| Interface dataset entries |

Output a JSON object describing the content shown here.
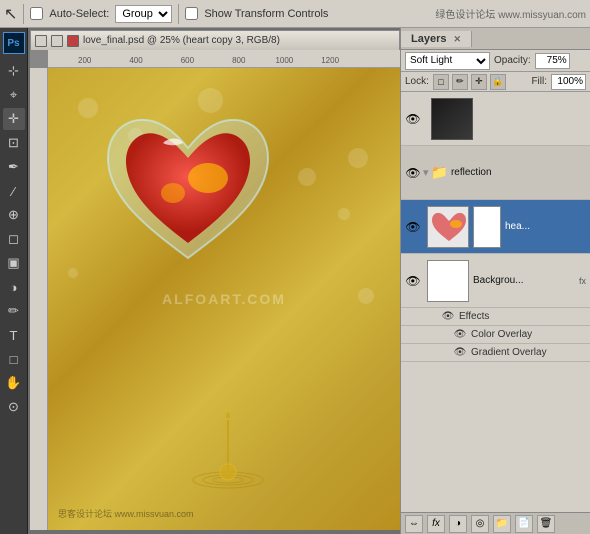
{
  "toolbar": {
    "arrow_tool": "↖",
    "auto_select_label": "Auto-Select:",
    "group_dropdown": "Group",
    "transform_label": "Show Transform Controls",
    "logo_text": "绿色设计论坛 www.missyuan.com"
  },
  "doc_window": {
    "title": "love_final.psd @ 25% (heart copy 3, RGB/8)",
    "ruler_marks_h": [
      "200",
      "400",
      "600",
      "800",
      "1000",
      "1200"
    ],
    "ruler_marks_v": [
      "",
      "",
      "",
      "",
      "",
      "",
      ""
    ],
    "watermark": "ALFOART.COM",
    "watermark2": "思客设计论坛 www.missvuan.com",
    "footer_text": ""
  },
  "layers_panel": {
    "tab_label": "Layers",
    "tab_close": "✕",
    "blend_mode": "Soft Light",
    "opacity_label": "Opacity:",
    "opacity_value": "75%",
    "lock_label": "Lock:",
    "lock_icons": [
      "□",
      "✏",
      "⊕",
      "🔒"
    ],
    "fill_label": "Fill:",
    "fill_value": "100%",
    "layers": [
      {
        "id": "layer-dark",
        "visible": true,
        "name": "",
        "type": "dark",
        "has_folder": false,
        "selected": false
      },
      {
        "id": "layer-reflection",
        "visible": true,
        "name": "reflection",
        "type": "folder",
        "selected": false
      },
      {
        "id": "layer-heart-copy",
        "visible": true,
        "name": "hea...",
        "type": "image",
        "selected": true
      },
      {
        "id": "layer-background",
        "visible": true,
        "name": "Backgrou...",
        "type": "white",
        "fx": true,
        "selected": false
      }
    ],
    "effects_label": "Effects",
    "effect_items": [
      "Color Overlay",
      "Gradient Overlay"
    ],
    "bottom_buttons": [
      "⇔",
      "fx",
      "◑",
      "📄",
      "🗑"
    ]
  }
}
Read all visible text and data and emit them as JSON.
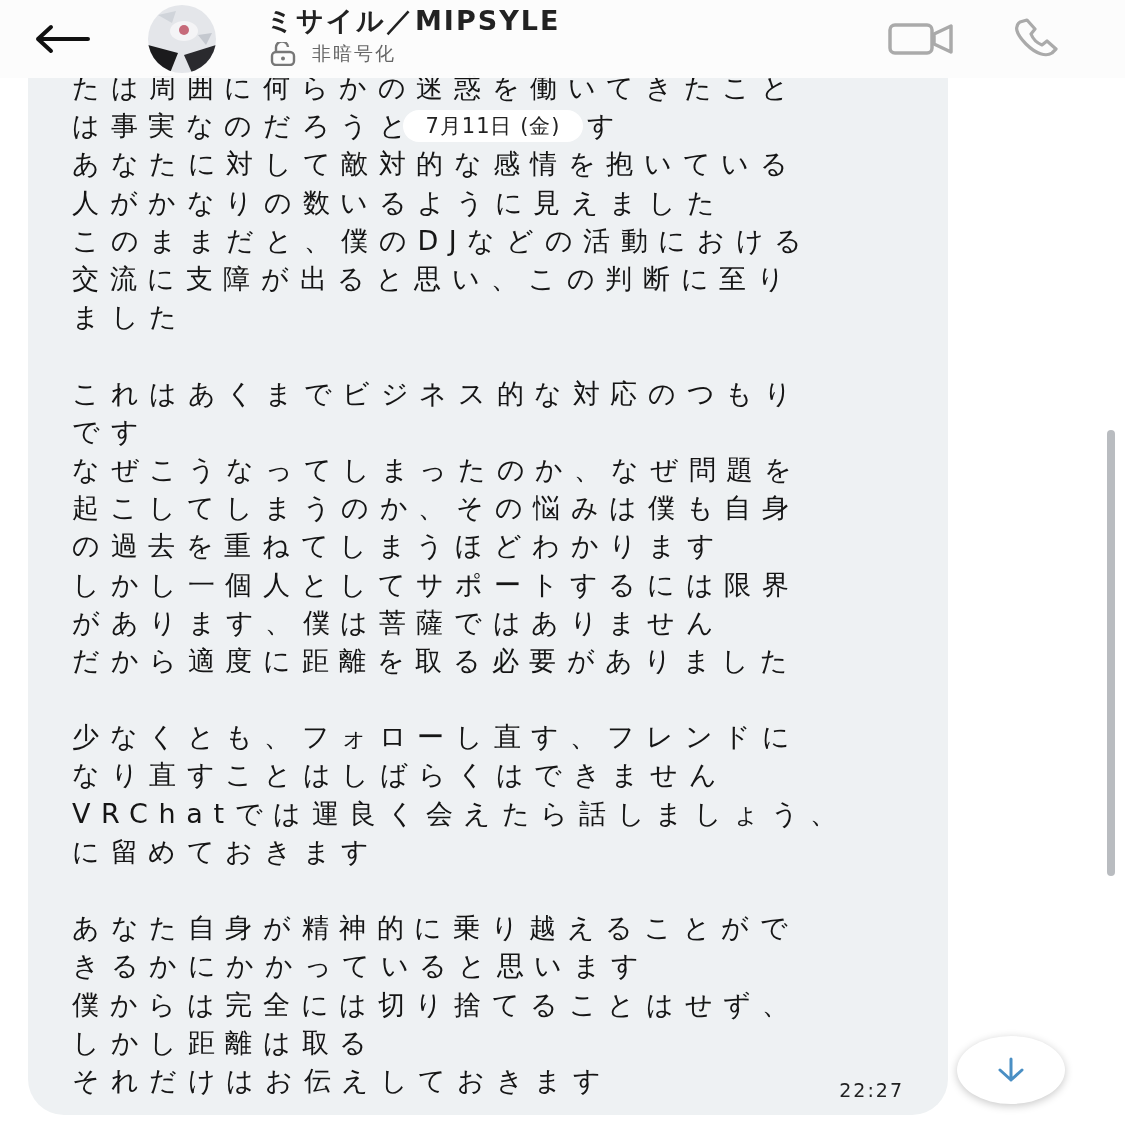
{
  "header": {
    "contact_name": "ミサイル／MIPSYLE",
    "status": "非暗号化"
  },
  "message": {
    "paragraphs": [
      [
        {
          "kind": "text",
          "text": "たは周囲に何らかの迷惑を働いてきたこと"
        },
        {
          "kind": "date_overlap",
          "text": "は事実なのだろうと",
          "date": "7月11日 (金)",
          "text_after": "す"
        },
        {
          "kind": "text",
          "text": "あなたに対して敵対的な感情を抱いている"
        },
        {
          "kind": "text",
          "text": "人がかなりの数いるように見えました"
        },
        {
          "kind": "text",
          "text": "このままだと、僕のDJなどの活動における"
        },
        {
          "kind": "text",
          "text": "交流に支障が出ると思い、この判断に至り"
        },
        {
          "kind": "text",
          "text": "ました"
        }
      ],
      [
        {
          "kind": "text",
          "text": "これはあくまでビジネス的な対応のつもり"
        },
        {
          "kind": "text",
          "text": "です"
        },
        {
          "kind": "text",
          "text": "なぜこうなってしまったのか、なぜ問題を"
        },
        {
          "kind": "text",
          "text": "起こしてしまうのか、その悩みは僕も自身"
        },
        {
          "kind": "text",
          "text": "の過去を重ねてしまうほどわかります"
        },
        {
          "kind": "text",
          "text": "しかし一個人としてサポートするには限界"
        },
        {
          "kind": "text",
          "text": "があります、僕は菩薩ではありません"
        },
        {
          "kind": "text",
          "text": "だから適度に距離を取る必要がありました"
        }
      ],
      [
        {
          "kind": "text",
          "text": "少なくとも、フォローし直す、フレンドに"
        },
        {
          "kind": "text",
          "text": "なり直すことはしばらくはできません"
        },
        {
          "kind": "text",
          "text": "VRChatでは運良く会えたら話しましょう、"
        },
        {
          "kind": "text",
          "text": "に留めておきます"
        }
      ],
      [
        {
          "kind": "text",
          "text": "あなた自身が精神的に乗り越えることがで"
        },
        {
          "kind": "text",
          "text": "きるかにかかっていると思います"
        },
        {
          "kind": "text",
          "text": "僕からは完全には切り捨てることはせず、"
        },
        {
          "kind": "text",
          "text": "しかし距離は取る"
        },
        {
          "kind": "text",
          "text": "それだけはお伝えしておきます"
        }
      ]
    ],
    "time": "22:27"
  }
}
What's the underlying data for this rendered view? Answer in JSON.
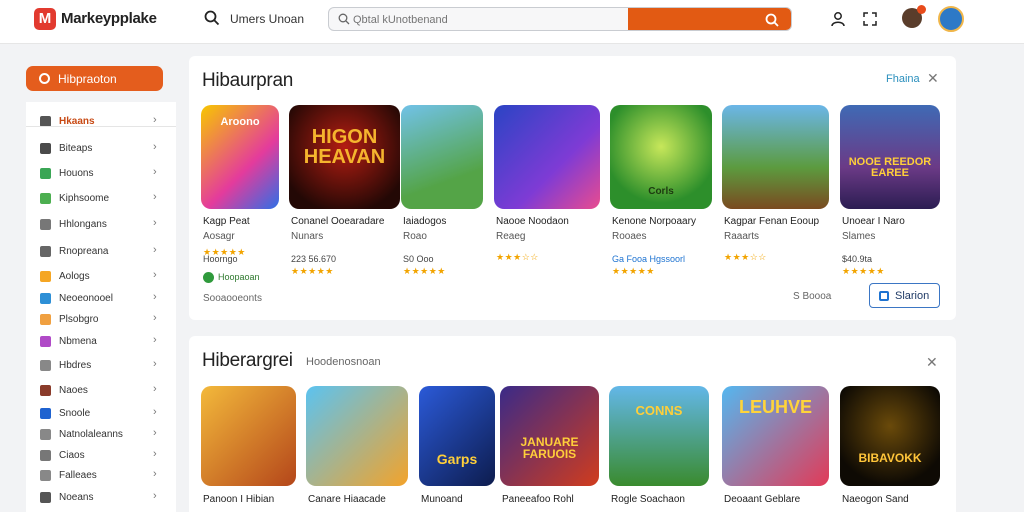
{
  "header": {
    "logo_letter": "M",
    "logo_text": "Markeypplake",
    "nav_label": "Umers Unoan",
    "search_placeholder": "Qbtal kUnotbenand",
    "accent": "#e25a13"
  },
  "sidebar": {
    "cta_label": "Hibpraoton",
    "items": [
      {
        "label": "Hkaans",
        "icon": "grid-icon",
        "active": true
      },
      {
        "label": "Biteaps",
        "icon": "apps-icon"
      },
      {
        "label": "Houons",
        "icon": "category-icon"
      },
      {
        "label": "Kiphsoome",
        "icon": "category-icon"
      },
      {
        "label": "Hhlongans",
        "icon": "category-icon"
      },
      {
        "label": "Rnopreana",
        "icon": "category-icon"
      },
      {
        "label": "Aologs",
        "icon": "category-icon"
      },
      {
        "label": "Neoeonooel",
        "icon": "category-icon"
      },
      {
        "label": "Plsobgro",
        "icon": "category-icon"
      },
      {
        "label": "Nbmena",
        "icon": "category-icon"
      },
      {
        "label": "Hbdres",
        "icon": "category-icon"
      },
      {
        "label": "Naoes",
        "icon": "category-icon"
      },
      {
        "label": "Snoole",
        "icon": "category-icon"
      },
      {
        "label": "Natnolaleanns",
        "icon": "category-icon"
      },
      {
        "label": "Ciaos",
        "icon": "category-icon"
      },
      {
        "label": "Falleaes",
        "icon": "category-icon"
      },
      {
        "label": "Noeans",
        "icon": "category-icon"
      }
    ]
  },
  "section1": {
    "title": "Hibaurpran",
    "link": "Fhaina",
    "cards": [
      {
        "art": "Aroono",
        "name": "Kagp Peat",
        "sub": "Aosagr",
        "price": "Hoorngo",
        "stars": "★★★★★",
        "badge": "Hoopaoan"
      },
      {
        "art": "HIGON HEAVAN",
        "name": "Conanel Ooearadare",
        "sub": "Nunars",
        "price": "223 56.670",
        "stars": "★★★★★"
      },
      {
        "art": "",
        "name": "Iaiadogos",
        "sub": "Roao",
        "price": "S0 Ooo",
        "stars": "★★★★★"
      },
      {
        "art": "",
        "name": "Naooe Noodaon",
        "sub": "Reaeg",
        "price": "",
        "stars": "★★★☆☆"
      },
      {
        "art": "Corls",
        "name": "Kenone Norpoaary",
        "sub": "Rooaes",
        "price": "Ga Fooa Hgssoorl",
        "stars": "★★★★★"
      },
      {
        "art": "",
        "name": "Kagpar Fenan Eooup",
        "sub": "Raaarts",
        "price": "",
        "stars": "★★★☆☆"
      },
      {
        "art": "NOOE REEDOR EAREE",
        "name": "Unoear I Naro",
        "sub": "Slames",
        "price": "$40.9ta",
        "stars": "★★★★★"
      }
    ],
    "footer_left": "Sooaooeonts",
    "footer_right": "S  Boooa",
    "view_button": "Slarion"
  },
  "section2": {
    "title": "Hiberargrei",
    "subtitle": "Hoodenosnoan",
    "cards": [
      {
        "name": "Panoon I Hibian"
      },
      {
        "name": "Canare Hiaacade"
      },
      {
        "art": "Garps",
        "name": "Munoand"
      },
      {
        "art": "JANUARE FARUOIS",
        "name": "Paneeafoo Rohl"
      },
      {
        "art": "CONNS",
        "name": "Rogle Soachaon"
      },
      {
        "art": "LEUHVE",
        "name": "Deoaant Geblare"
      },
      {
        "art": "BIBAVOKK",
        "name": "Naeogon Sand"
      }
    ]
  }
}
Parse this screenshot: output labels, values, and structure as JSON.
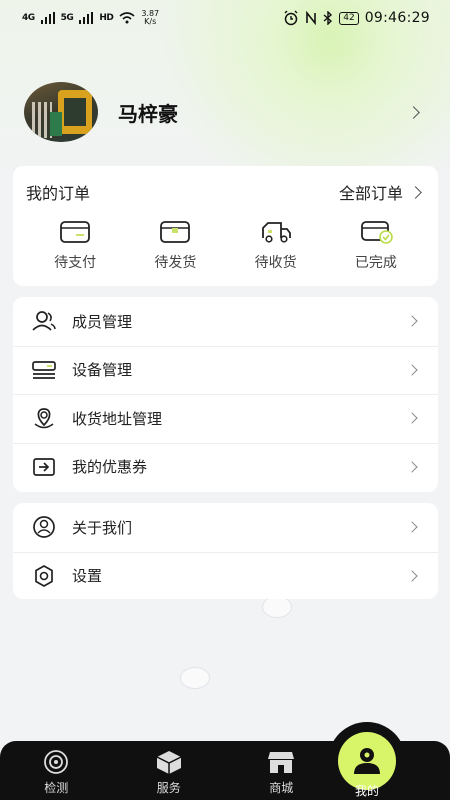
{
  "status_bar": {
    "signal1": "4G",
    "signal2": "5G",
    "hd": "HD",
    "speed_value": "3.87",
    "speed_unit": "K/s",
    "battery": "42",
    "time": "09:46:29"
  },
  "profile": {
    "name": "马梓豪"
  },
  "orders": {
    "title": "我的订单",
    "all_label": "全部订单",
    "items": [
      {
        "label": "待支付",
        "icon": "wallet-icon"
      },
      {
        "label": "待发货",
        "icon": "package-icon"
      },
      {
        "label": "待收货",
        "icon": "truck-icon"
      },
      {
        "label": "已完成",
        "icon": "card-check-icon"
      }
    ]
  },
  "menu_group1": [
    {
      "label": "成员管理",
      "icon": "members-icon"
    },
    {
      "label": "设备管理",
      "icon": "device-icon"
    },
    {
      "label": "收货地址管理",
      "icon": "location-icon"
    },
    {
      "label": "我的优惠券",
      "icon": "coupon-icon"
    }
  ],
  "menu_group2": [
    {
      "label": "关于我们",
      "icon": "user-circle-icon"
    },
    {
      "label": "设置",
      "icon": "settings-icon"
    }
  ],
  "tabbar": {
    "tabs": [
      {
        "label": "检测",
        "icon": "detect-icon"
      },
      {
        "label": "服务",
        "icon": "box-icon"
      },
      {
        "label": "商城",
        "icon": "store-icon"
      },
      {
        "label": "我的",
        "icon": "person-icon"
      }
    ],
    "active_color": "#d8f56a"
  }
}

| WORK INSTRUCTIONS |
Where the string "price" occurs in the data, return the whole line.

| WRITTEN ANSWER |
        "price": "Hoorngo",
        "price": "223 56.670",
        "price": "S0 Ooo",
        "price": "",
        "price": "Ga Fooa Hgssoorl",
        "price": "",
        "price": "$40.9ta",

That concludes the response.